In some instances, this behavior does not subside as time goes on, creating the possibility of health issues in the older animal. Once the horse has passed the age of about five months, coprophagy is to be considered an abnormal behavior requiring professional help. The reasons behind the behavior may lead to discovering underlying health issues that require further treatment.
Although it does not necessarily take a veterinarian to recognize coprophagy, it would be helpful to have your foal looked over by an equine veterinarian if the issue has not cleared up around five months, if the behavior appears to be excessive, or if there are other health problems that are seen along with the behavior.
The main issue with coprophagy occurs when horses continue to exhibit this type of behavior, as there is a potential for parasitic infection.
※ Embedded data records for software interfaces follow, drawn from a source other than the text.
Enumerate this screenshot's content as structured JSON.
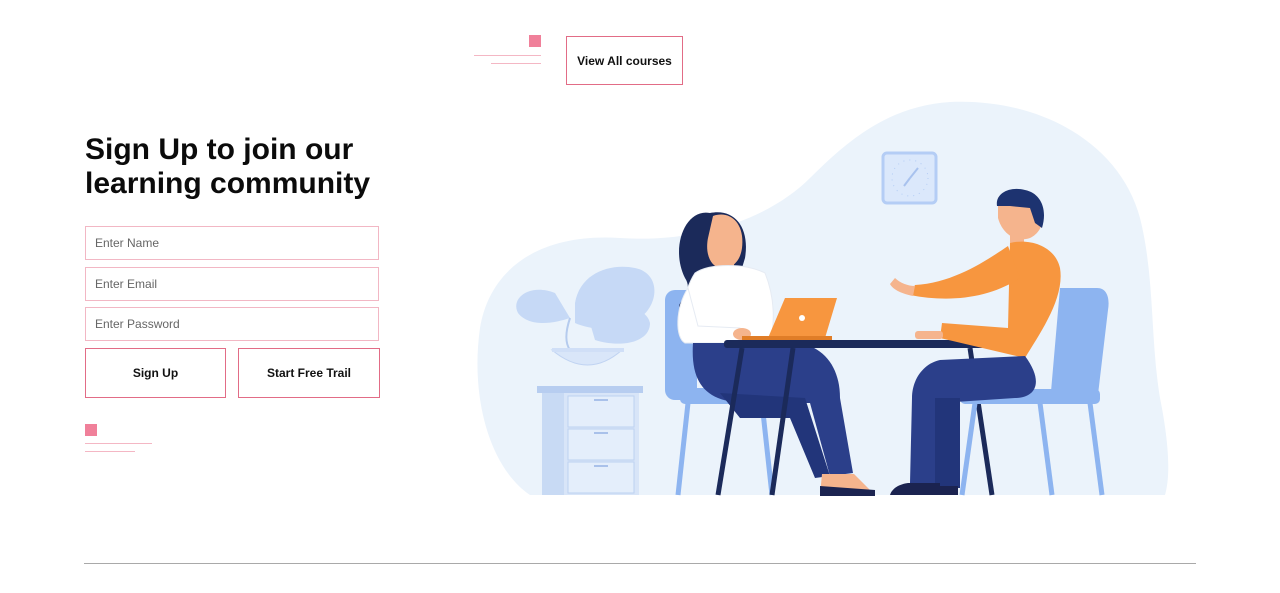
{
  "header": {
    "view_courses_label": "View All courses"
  },
  "signup": {
    "heading": "Sign Up to join our learning community",
    "name_placeholder": "Enter Name",
    "email_placeholder": "Enter Email",
    "password_placeholder": "Enter Password",
    "signup_label": "Sign Up",
    "trial_label": "Start Free Trail"
  },
  "illustration": {
    "subject": "two-people-meeting-at-desk-illustration"
  },
  "colors": {
    "accent_pink": "#f0809a",
    "border_pink": "#e26c86",
    "blob_bg": "#ebf3fb",
    "man_shirt": "#f7963f",
    "pants_navy": "#2b3f8a",
    "chair_blue": "#8db4f0"
  }
}
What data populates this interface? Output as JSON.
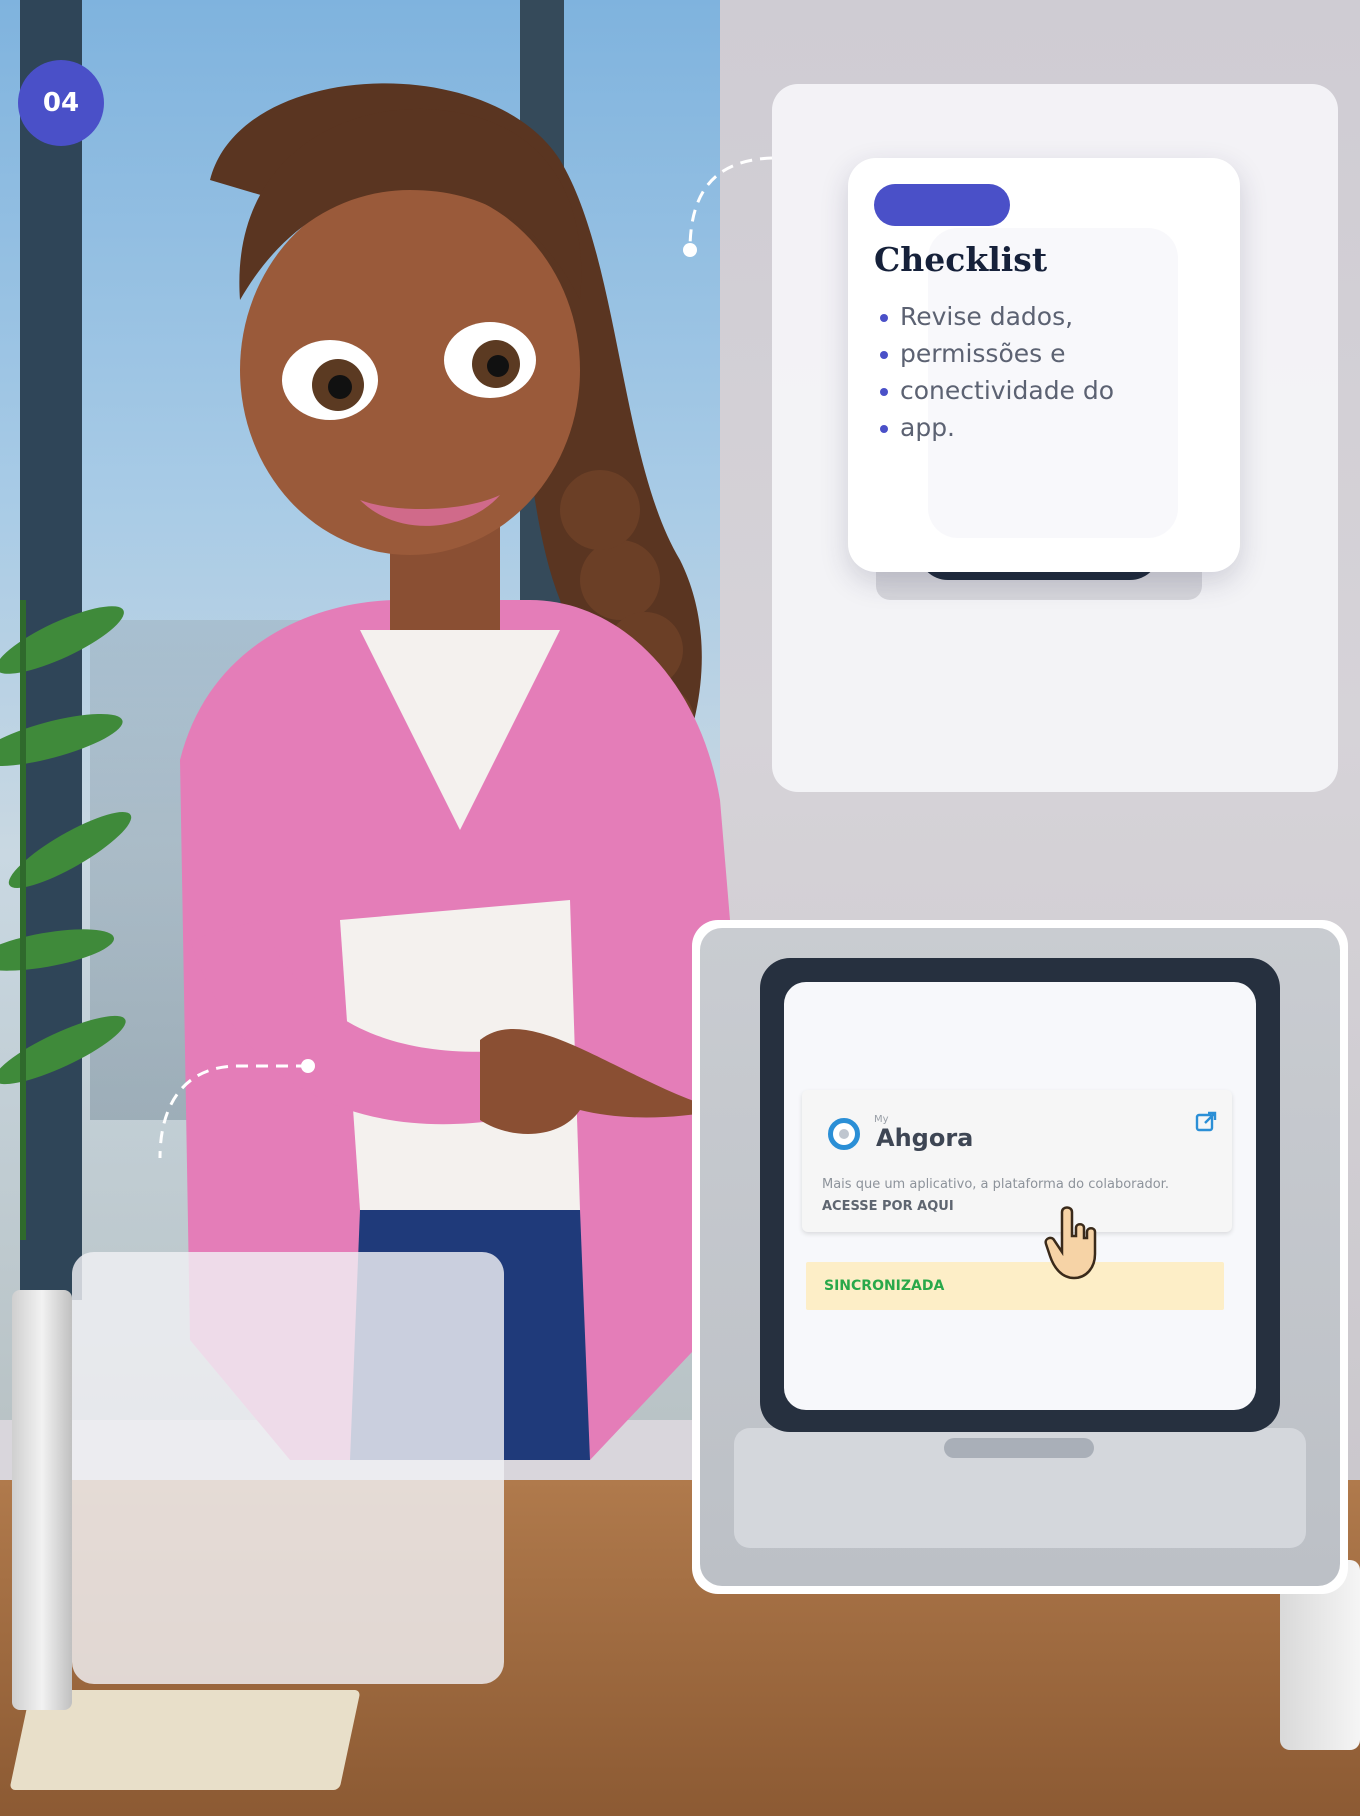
{
  "step": {
    "number": "04"
  },
  "checklist": {
    "title": "Checklist",
    "items": [
      "Revise dados,",
      "permissões e",
      "conectividade do",
      "app."
    ]
  },
  "ahgora_widget": {
    "brand_prefix": "My",
    "brand_name": "Ahgora",
    "description": "Mais que um aplicativo, a plataforma do colaborador.",
    "cta": "ACESSE POR AQUI",
    "status": "SINCRONIZADA"
  },
  "colors": {
    "accent": "#4a50c8",
    "title": "#16213a",
    "status_text": "#29a84a",
    "status_bg": "#fdeec7",
    "brand_blue": "#2b8fd6"
  },
  "icons": [
    "external-link-icon",
    "pointer-hand-icon",
    "ahgora-logo-icon"
  ]
}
In these cases, your veterinarian will verify the horse does not have parasites.
A type of animal feed that is high in fiber; may include hay or pasture crops
The eating of grasses and plants that are low to the ground
The name for the species of horses, donkeys, mules
The feces of an animal; excrement or manure